*TASK ITEM*. Nothing but a number should be given: how many lines of the records include "this"?

*SUPPLIED RECORDS*.
****

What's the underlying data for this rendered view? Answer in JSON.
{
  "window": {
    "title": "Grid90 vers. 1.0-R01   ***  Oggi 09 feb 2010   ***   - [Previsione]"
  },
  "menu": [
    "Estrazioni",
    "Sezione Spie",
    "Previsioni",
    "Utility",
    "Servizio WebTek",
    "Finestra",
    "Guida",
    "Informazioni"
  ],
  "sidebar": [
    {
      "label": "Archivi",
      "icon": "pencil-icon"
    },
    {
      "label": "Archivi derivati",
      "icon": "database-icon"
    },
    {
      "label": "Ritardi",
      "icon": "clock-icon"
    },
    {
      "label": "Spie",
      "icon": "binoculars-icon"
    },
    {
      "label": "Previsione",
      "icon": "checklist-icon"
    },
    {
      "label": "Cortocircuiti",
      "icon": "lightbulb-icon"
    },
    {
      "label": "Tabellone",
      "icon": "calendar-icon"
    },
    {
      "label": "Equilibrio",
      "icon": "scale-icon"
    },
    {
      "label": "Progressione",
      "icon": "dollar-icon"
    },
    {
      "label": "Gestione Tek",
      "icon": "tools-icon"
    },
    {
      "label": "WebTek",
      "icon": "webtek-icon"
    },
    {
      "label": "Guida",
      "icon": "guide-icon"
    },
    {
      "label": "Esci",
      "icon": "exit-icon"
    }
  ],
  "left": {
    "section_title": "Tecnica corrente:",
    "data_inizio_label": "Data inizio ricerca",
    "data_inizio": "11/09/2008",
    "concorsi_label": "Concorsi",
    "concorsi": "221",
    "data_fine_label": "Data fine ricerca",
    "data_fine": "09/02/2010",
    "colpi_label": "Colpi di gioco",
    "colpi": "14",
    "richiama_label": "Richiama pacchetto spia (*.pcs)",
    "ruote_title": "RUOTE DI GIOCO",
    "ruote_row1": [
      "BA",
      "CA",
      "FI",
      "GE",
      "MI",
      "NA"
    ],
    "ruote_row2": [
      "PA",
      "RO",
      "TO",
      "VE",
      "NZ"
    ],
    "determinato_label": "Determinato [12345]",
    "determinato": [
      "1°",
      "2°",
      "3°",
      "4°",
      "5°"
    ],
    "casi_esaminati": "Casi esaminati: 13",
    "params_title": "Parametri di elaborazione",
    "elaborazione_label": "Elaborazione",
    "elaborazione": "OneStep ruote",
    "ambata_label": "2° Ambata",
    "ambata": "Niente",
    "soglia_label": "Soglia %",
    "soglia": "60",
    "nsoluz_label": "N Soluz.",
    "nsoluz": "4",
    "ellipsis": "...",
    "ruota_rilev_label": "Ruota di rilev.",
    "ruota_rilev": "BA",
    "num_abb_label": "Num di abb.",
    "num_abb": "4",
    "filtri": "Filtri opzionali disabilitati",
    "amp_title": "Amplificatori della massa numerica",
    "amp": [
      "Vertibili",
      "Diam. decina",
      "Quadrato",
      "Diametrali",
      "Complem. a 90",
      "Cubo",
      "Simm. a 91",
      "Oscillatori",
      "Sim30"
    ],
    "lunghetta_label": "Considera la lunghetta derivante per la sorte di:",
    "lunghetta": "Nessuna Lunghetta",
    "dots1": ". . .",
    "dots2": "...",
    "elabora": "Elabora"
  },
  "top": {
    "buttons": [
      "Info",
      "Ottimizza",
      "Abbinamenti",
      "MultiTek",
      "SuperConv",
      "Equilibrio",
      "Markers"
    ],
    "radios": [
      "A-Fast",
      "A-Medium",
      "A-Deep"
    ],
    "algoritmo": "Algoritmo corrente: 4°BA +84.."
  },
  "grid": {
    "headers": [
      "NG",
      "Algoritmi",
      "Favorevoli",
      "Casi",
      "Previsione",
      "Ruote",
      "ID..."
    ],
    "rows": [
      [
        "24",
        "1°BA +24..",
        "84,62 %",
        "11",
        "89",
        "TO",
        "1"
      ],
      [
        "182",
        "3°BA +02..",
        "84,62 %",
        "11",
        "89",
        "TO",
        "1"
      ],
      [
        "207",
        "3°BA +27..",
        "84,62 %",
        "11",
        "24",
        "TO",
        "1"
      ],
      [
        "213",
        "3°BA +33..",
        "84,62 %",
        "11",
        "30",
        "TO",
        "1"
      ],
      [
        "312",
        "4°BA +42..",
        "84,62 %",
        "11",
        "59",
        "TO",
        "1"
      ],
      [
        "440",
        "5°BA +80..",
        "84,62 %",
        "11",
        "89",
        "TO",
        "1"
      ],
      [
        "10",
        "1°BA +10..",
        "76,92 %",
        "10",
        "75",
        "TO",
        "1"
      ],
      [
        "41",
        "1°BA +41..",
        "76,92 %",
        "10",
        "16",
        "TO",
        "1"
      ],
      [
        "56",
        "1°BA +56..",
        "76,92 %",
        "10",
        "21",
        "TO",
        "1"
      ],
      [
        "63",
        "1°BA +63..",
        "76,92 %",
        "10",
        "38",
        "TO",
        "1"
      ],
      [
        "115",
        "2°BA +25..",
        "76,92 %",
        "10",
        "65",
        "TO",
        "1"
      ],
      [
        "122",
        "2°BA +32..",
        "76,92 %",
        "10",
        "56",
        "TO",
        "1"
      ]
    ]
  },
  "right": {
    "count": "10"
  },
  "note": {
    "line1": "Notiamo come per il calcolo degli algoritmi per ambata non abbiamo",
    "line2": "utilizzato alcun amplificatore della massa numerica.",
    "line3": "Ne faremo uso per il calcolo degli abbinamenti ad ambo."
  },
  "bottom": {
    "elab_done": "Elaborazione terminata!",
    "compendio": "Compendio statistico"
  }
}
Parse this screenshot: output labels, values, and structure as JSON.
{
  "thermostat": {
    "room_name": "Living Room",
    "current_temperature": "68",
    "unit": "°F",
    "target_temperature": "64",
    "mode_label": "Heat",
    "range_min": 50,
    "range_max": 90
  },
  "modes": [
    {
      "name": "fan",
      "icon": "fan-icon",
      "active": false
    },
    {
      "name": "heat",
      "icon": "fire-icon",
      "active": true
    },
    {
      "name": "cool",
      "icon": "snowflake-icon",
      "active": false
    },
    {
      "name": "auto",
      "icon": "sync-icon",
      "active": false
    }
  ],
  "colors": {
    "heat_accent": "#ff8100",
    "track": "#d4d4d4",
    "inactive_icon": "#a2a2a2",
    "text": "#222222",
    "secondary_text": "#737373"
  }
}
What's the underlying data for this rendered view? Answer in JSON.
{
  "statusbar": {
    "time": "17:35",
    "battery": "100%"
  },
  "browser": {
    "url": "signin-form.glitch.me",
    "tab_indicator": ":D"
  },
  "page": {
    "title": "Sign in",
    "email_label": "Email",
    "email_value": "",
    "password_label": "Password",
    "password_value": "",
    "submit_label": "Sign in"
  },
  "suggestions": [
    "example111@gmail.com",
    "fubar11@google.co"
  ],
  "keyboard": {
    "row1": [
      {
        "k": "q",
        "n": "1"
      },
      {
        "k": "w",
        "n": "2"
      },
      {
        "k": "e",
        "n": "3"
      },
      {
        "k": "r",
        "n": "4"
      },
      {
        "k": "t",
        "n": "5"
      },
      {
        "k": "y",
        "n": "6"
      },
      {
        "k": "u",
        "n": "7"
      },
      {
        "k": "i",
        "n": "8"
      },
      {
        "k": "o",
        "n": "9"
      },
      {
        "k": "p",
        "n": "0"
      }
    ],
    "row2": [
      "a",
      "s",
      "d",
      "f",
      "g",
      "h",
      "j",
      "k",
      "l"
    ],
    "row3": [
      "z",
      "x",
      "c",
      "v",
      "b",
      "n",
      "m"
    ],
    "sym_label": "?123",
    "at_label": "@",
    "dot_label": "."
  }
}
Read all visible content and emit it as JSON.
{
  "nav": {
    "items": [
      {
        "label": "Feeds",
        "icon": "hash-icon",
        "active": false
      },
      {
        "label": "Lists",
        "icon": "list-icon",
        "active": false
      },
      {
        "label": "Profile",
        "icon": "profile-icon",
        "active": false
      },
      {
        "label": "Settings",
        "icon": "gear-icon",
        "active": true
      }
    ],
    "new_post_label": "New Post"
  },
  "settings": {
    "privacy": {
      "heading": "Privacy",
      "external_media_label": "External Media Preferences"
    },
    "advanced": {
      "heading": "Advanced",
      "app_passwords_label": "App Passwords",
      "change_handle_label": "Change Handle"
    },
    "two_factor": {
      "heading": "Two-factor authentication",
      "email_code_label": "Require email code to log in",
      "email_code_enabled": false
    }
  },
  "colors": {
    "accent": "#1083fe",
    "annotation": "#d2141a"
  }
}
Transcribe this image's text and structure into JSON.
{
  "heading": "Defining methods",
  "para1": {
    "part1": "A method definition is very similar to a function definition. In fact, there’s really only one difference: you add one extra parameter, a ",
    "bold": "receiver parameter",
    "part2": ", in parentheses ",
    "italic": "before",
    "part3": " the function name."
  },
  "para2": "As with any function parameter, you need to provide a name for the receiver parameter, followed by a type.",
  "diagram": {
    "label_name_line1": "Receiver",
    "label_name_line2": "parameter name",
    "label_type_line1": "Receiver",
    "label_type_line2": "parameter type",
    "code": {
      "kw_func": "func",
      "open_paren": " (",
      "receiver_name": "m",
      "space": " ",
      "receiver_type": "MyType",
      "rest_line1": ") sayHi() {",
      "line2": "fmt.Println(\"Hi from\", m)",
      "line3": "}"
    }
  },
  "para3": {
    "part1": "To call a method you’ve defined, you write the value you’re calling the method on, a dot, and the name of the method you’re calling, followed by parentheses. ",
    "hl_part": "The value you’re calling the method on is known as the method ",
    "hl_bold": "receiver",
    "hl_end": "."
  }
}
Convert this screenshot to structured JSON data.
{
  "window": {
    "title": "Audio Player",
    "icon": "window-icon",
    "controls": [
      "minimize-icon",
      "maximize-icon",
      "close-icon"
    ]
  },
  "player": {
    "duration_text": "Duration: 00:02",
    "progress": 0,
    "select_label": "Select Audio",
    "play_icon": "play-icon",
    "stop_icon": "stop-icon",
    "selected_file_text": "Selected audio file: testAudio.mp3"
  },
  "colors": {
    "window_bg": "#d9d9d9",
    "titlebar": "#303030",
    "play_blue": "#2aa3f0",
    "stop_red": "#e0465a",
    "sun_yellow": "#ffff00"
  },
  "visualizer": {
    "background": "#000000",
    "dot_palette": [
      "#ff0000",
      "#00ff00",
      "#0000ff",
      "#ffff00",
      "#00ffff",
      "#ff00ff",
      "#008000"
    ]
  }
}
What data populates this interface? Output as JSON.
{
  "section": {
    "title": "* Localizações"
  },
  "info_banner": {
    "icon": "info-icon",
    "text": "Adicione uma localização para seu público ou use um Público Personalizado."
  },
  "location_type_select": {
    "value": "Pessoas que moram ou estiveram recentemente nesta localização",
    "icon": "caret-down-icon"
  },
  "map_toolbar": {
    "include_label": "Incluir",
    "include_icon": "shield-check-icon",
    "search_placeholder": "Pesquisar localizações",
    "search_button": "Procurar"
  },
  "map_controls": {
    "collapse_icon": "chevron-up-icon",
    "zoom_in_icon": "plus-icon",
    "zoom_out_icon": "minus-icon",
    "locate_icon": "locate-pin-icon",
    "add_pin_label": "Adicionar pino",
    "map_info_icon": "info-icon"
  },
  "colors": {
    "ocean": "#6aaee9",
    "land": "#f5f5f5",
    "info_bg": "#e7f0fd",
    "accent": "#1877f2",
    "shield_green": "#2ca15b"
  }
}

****

*YOUR SOLUTION*. 6